══ Data listing

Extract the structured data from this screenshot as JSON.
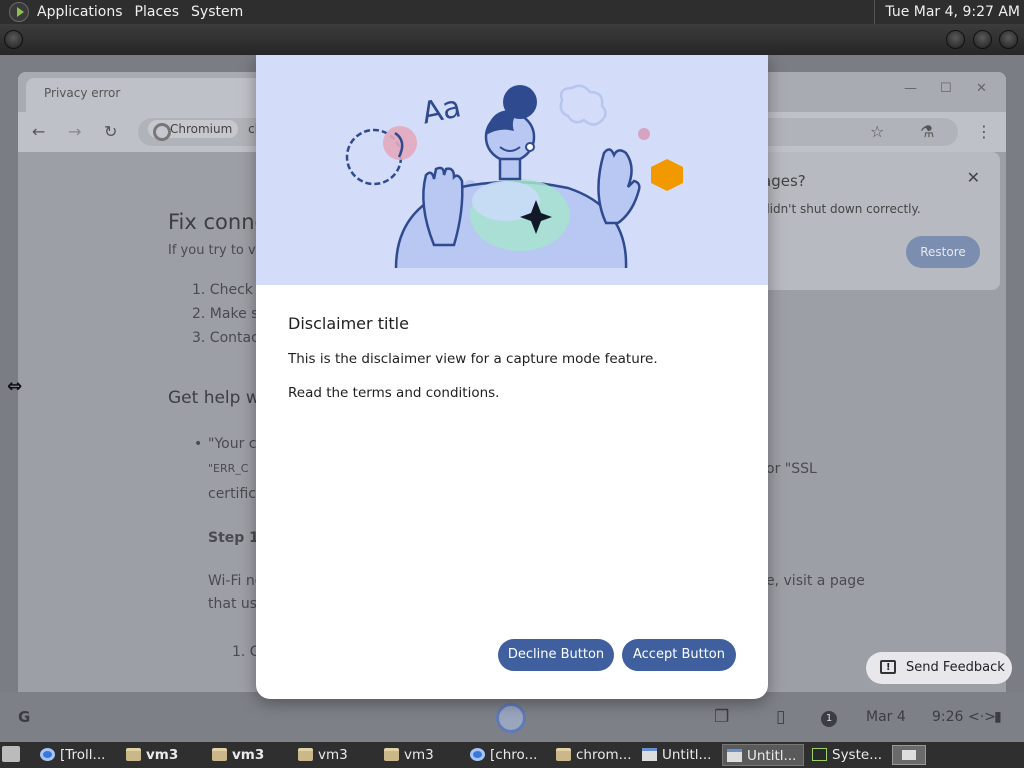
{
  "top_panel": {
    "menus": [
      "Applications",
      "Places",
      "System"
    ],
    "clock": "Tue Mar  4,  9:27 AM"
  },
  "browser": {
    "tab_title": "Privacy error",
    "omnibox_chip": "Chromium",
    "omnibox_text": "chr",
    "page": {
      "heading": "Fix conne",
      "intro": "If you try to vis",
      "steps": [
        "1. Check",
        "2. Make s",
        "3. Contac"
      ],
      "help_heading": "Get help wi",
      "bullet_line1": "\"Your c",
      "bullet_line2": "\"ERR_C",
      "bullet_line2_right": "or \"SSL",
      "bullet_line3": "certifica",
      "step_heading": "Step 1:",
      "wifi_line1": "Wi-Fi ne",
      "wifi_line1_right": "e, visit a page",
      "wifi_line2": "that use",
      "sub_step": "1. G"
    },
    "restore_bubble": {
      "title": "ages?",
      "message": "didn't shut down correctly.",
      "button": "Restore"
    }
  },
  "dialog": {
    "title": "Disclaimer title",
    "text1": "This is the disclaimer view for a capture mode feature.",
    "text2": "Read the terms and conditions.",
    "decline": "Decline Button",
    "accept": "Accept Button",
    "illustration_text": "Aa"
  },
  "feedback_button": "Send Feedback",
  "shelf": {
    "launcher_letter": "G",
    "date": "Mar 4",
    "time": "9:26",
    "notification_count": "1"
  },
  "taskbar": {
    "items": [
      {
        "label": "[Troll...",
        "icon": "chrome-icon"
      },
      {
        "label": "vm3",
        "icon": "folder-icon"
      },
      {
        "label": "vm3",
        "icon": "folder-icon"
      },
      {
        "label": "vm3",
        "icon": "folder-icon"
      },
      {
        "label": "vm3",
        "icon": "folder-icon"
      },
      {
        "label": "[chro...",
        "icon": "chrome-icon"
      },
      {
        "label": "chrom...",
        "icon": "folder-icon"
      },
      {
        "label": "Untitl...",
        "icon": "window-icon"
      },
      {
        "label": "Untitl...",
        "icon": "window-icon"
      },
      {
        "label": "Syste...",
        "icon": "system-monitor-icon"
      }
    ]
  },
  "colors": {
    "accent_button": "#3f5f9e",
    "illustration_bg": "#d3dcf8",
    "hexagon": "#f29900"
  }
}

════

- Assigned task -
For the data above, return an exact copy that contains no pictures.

- Answer to the problem -
Extract the structured data from this screenshot as JSON.
{
  "top_panel": {
    "menus": [
      "Applications",
      "Places",
      "System"
    ],
    "clock": "Tue Mar  4,  9:27 AM"
  },
  "browser": {
    "tab_title": "Privacy error",
    "omnibox_chip": "Chromium",
    "omnibox_text": "chr",
    "page": {
      "heading": "Fix conne",
      "intro": "If you try to vis",
      "steps": [
        "1. Check",
        "2. Make s",
        "3. Contac"
      ],
      "help_heading": "Get help wi",
      "bullet_line1": "\"Your c",
      "bullet_line2": "\"ERR_C",
      "bullet_line2_right": "or \"SSL",
      "bullet_line3": "certifica",
      "step_heading": "Step 1:",
      "wifi_line1": "Wi-Fi ne",
      "wifi_line1_right": "e, visit a page",
      "wifi_line2": "that use",
      "sub_step": "1. G"
    },
    "restore_bubble": {
      "title": "ages?",
      "message": "didn't shut down correctly.",
      "button": "Restore"
    }
  },
  "dialog": {
    "title": "Disclaimer title",
    "text1": "This is the disclaimer view for a capture mode feature.",
    "text2": "Read the terms and conditions.",
    "decline": "Decline Button",
    "accept": "Accept Button",
    "illustration_text": "Aa"
  },
  "feedback_button": "Send Feedback",
  "shelf": {
    "launcher_letter": "G",
    "date": "Mar 4",
    "time": "9:26",
    "notification_count": "1"
  },
  "taskbar": {
    "items": [
      {
        "label": "[Troll...",
        "icon": "chrome-icon"
      },
      {
        "label": "vm3",
        "icon": "folder-icon"
      },
      {
        "label": "vm3",
        "icon": "folder-icon"
      },
      {
        "label": "vm3",
        "icon": "folder-icon"
      },
      {
        "label": "vm3",
        "icon": "folder-icon"
      },
      {
        "label": "[chro...",
        "icon": "chrome-icon"
      },
      {
        "label": "chrom...",
        "icon": "folder-icon"
      },
      {
        "label": "Untitl...",
        "icon": "window-icon"
      },
      {
        "label": "Untitl...",
        "icon": "window-icon"
      },
      {
        "label": "Syste...",
        "icon": "system-monitor-icon"
      }
    ]
  },
  "colors": {
    "accent_button": "#3f5f9e",
    "illustration_bg": "#d3dcf8",
    "hexagon": "#f29900"
  }
}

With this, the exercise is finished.